It is very important to make the distinction between child pornography and hard-core porn - it seems that the two things are being equated by the likes of The Daily Telegraph. What might be deemed ‘hard-core’ porn is all over the internet, easy to access, and perfectly legal. It is made and produced using adult performers who have given consent. I am not including snuff movies in this definition, which fit none of the above stipulations (seemingly these are referred to as “criminally obscene material”). The idea that governments should force internet service providers to block adult content, but over-18s can opt in using a credit card, is fraught with difficulties. Firstly, teenagers are remarkably clever at subverting and overcoming rules and restrictions: they are generally more savvy than their parents when it comes to technology and will work out the PIN code (possibly their own birthday or their parents’ wedding anniversary) or just ‘borrow’ their credit card. Secondly, perhaps not all members of a household are upfront with each other about their online habits, which could lead to all sorts of domestic fun. And, most importantly, it is generally speaking a bad idea to call on the state to censor online material: ‘First they came for the pornographers ...’

The moral panic-mongers in the print and broadcast media are quick to blame the internet for all social ills - not just sexual violence, but other hot topics such as Islamic extremism. But, if it were true that internet porn was to blame for sexual violence, then one would expect an exponential rise in instances of rape over the last 15 years or so. Yet, we know this is not the case. In other words, there is no rationale behind the panic, beyond politicking and selling newspapers.

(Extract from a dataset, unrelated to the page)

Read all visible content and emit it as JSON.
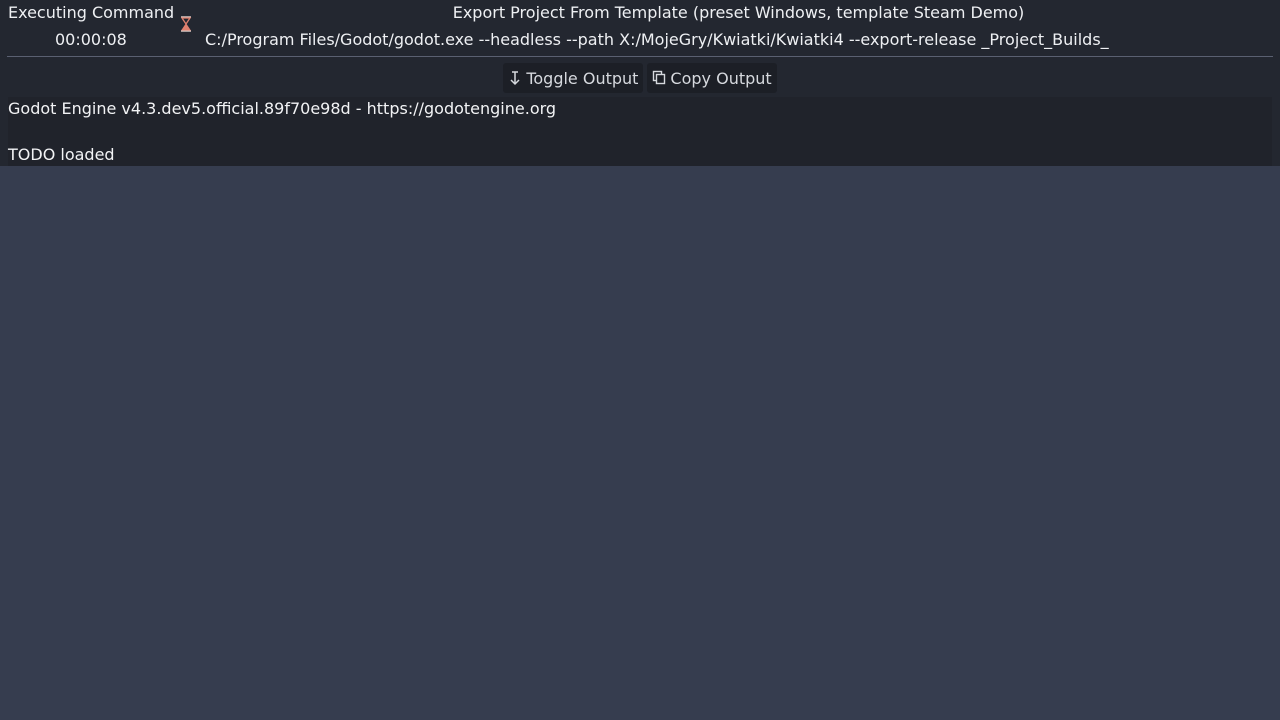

Mark Bridger and Stuart Hazell (jailed for the murder of his partner’s granddaughter, Tai Sharpe) were both found to have sought out sexual images - in the former case of young children; in the latter of violent rape and incest. Would these men have committed these acts, had they not accessed these images? Quite possibly. Would having tighter controls on Google have prevented them accessing such material? Doubtful - if someone is prepared to rape and murder a child, they probably have very few qualms about flaunting censorship laws. Does the fact that these two men accessed horrific imagery prior to committing a crime prove a causal link between pornography and violent crime? Absolutely not.

Child pornography and snuff movies are already illegal. Those who operate within such circles and know each other from prison, etc will be able to access the material they want irrespective of Google - so tighter controls will make little, if any, difference.

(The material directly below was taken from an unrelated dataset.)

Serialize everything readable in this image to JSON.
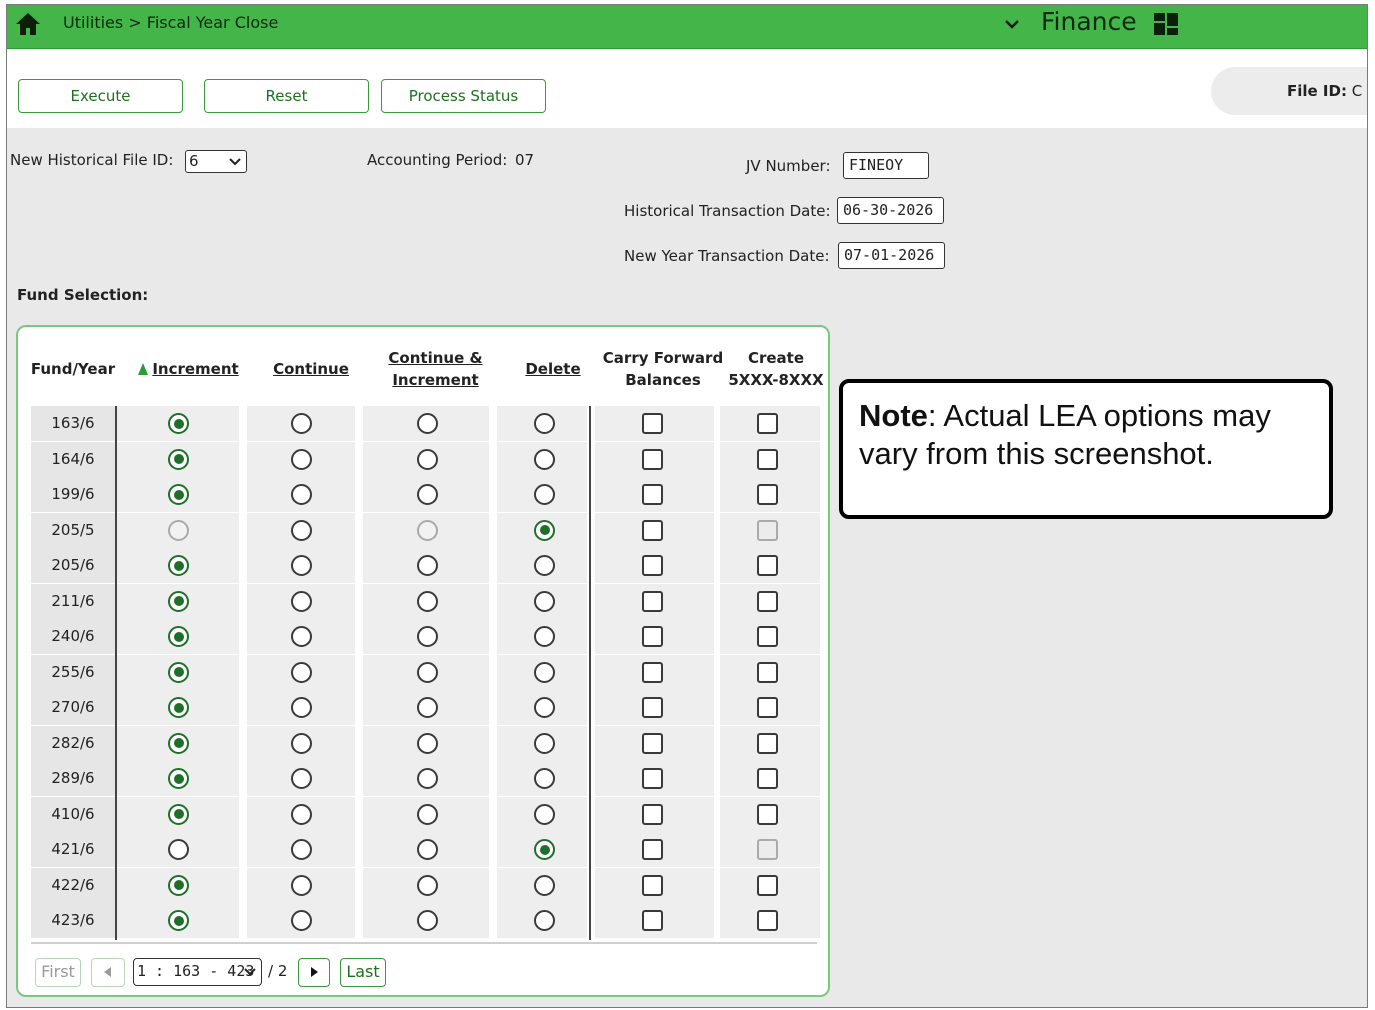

Knee-jerk calls for more censorship are idiotic. As with most censorship, increased restrictions on who can view legal online pornography will be ineffectual and pointless. If what you consider ‘hard-core’ offends you, don’t watch it. The idea that in general people imitate whatever they see - whether it is porn movies, films or video games - would suggest that the human race is entirely delusional.

Some deeply dysfunctional people will commit horrible crimes. Whether they are influenced by the material they view or read, or whether they seek out such material because of their existing impulses, is up for debate. Either way, it is unlikely that further legislation will affect people’s behaviour very much.

Notes

1. www.nspcc.org.uk/inform/research/statistics/child_homicide_statistics_wda48747.html.

2. The Daily Telegraph May 30.

3. http://obu-investigators.com/xuk/porn/clemson/kendall.pdf.